More than 70 years ago, on an unassuming street corner in Brooklyn, a cafeteria operated on the bottom floor of a red brick tenement. Its location across from the Navy Yard made the diner a great success during the hustle and bustle of World War II, but business started waning as the Yard’s workers were laid off in post-war peace. The owners, Ben and Betty Eisenstadt were losing money fast; until, as the story goes, Mrs. Eisenstadt got the idea of using a machine designed to fill bags of tea to fill packets of sugar. No more messy, open bowls on the table; sugar could be sold in individual packets.

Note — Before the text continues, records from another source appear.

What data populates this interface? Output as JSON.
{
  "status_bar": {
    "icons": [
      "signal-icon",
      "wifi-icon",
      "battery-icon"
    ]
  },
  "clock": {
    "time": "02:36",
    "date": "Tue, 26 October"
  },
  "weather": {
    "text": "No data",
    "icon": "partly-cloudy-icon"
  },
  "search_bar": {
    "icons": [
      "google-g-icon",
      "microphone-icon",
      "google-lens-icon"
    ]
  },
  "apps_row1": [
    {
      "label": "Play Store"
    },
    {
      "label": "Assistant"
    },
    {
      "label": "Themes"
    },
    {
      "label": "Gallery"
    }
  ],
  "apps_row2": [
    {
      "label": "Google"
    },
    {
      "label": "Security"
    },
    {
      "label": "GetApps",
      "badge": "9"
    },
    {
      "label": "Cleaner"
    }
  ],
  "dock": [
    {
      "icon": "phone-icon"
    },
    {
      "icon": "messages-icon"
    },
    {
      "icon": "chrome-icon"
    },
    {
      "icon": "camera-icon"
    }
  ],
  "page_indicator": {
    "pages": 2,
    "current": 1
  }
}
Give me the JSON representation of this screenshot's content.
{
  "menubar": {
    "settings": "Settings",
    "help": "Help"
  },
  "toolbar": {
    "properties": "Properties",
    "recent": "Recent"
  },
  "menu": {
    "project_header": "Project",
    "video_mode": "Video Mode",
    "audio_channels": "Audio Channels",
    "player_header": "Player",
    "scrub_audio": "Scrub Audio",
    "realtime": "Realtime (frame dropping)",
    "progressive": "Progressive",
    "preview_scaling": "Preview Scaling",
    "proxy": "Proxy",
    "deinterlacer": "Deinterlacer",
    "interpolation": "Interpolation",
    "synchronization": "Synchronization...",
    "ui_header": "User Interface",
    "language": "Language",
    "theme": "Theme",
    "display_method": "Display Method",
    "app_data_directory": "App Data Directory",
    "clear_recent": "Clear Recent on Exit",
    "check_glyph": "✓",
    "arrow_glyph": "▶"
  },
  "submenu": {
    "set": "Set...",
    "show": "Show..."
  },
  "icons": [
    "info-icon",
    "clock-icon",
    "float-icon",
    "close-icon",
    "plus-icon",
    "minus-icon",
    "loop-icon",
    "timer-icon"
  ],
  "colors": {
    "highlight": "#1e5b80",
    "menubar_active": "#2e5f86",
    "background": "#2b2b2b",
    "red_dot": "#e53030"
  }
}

Betty was also a chronic dieter, and the combination of her brains and her waist begat Sweet ‘n Low, the first artificial sweetener marketed as a fat-reducing aid to the general public. Much more about the fascinating history of Brooklyn’s own Sweet ‘n Low can be found in the book by the same name. The company, now known as Cumberland Packing, still packs Sweet N’ Low into the bright pink packets on the same corner tenement in Brooklyn; but they’ve also expanded their operations into a massive warehouse on Navy Yard premises. When the Navy Yard was closed as a military base in the 1960s, the area was turned over to industrial development, and Cumberland packing is one of their oldest tenants. I was lucky enough to get a tour of the entire operation.
The very first thing I noticed when I entered the Sweet N’ Low packing facilities was that the AIR TASTED SWEET. You can eat the sweet taste right out of the air; you can lick it from your skin; and eventually, I imagine, you can rub it from your eyes and cough it up from your lungs. It is everywhere–and so is PINK, so much pink! Sweet pinkness everywhere you look.
The Sweet N’ Low packing plant was on an intimate scale, shorts hallways and narrow stairs winding between converted rooms in the old building; each space has less than a dozen machines each manned by an operator. We saw a machine that had been working since the 1940s, a twisted mass of steam-punk pipes, levers, cranks and dials that was now used for custom jobs (the packets in the machine on that day were for a 50th wedding anniversary).
Across the way, inside the Navy Yard, Cumberland owns two more buildings were it processes its other products, including the Sugar in the Raw brand. The turbinado sugar is shipped in from all over the world: on the day I was there, enormous bags arrived from Maui and Columbia. The sugars aren’t blended when they are packaged; every packet of Sugar in the Raw is “single origin sugar.” Each packet is a taste of Maui, or Columbia, or etc.
I also saw immense machines that package their newest low calorie sweeteners, Stevia in the Raw and Monk Fruit in the Raw. Over 3,000 packets whizzed by, the enormous robots manned by a handful of individuals. I asked what the advantage the smaller, human powered machines had over the goliath automated packers–was it more economical for a smaller job? The answer was no; these employees had been working for Cumberland for 30 or 40 years, and Cumberland refused to downsize their jobs. They could replace most of their workforce with machines, but don’t out of a sense of responsibility to the community.
While anyone can appreciate Cumberland’s loyalty to its workers, it also made me feel a little funny. I thought of the twisted mechanics of the 1940s packing machine I had seen, an antique in a factory where super robots process over 3,000 bags a minute. The people here were also antiques: held on to out of devotion and nostalgia rather than efficiency. What does it feel like to work a job where you know you’re not needed?
It made we wonder if there wasn’t a different solution: not to keep these out of date manufacturing jobs in place, but to use that same money to provide the people of the neighborhood with training and education that allows them access to jobs that better use their bodies, minds, and spirits.
But those are just my thoughts as an outside observer. A huge part of Navy Yard’s goals for the future is to continue to provide employment for the people who live in the neighborhood now, in the face of a rapidly changing city.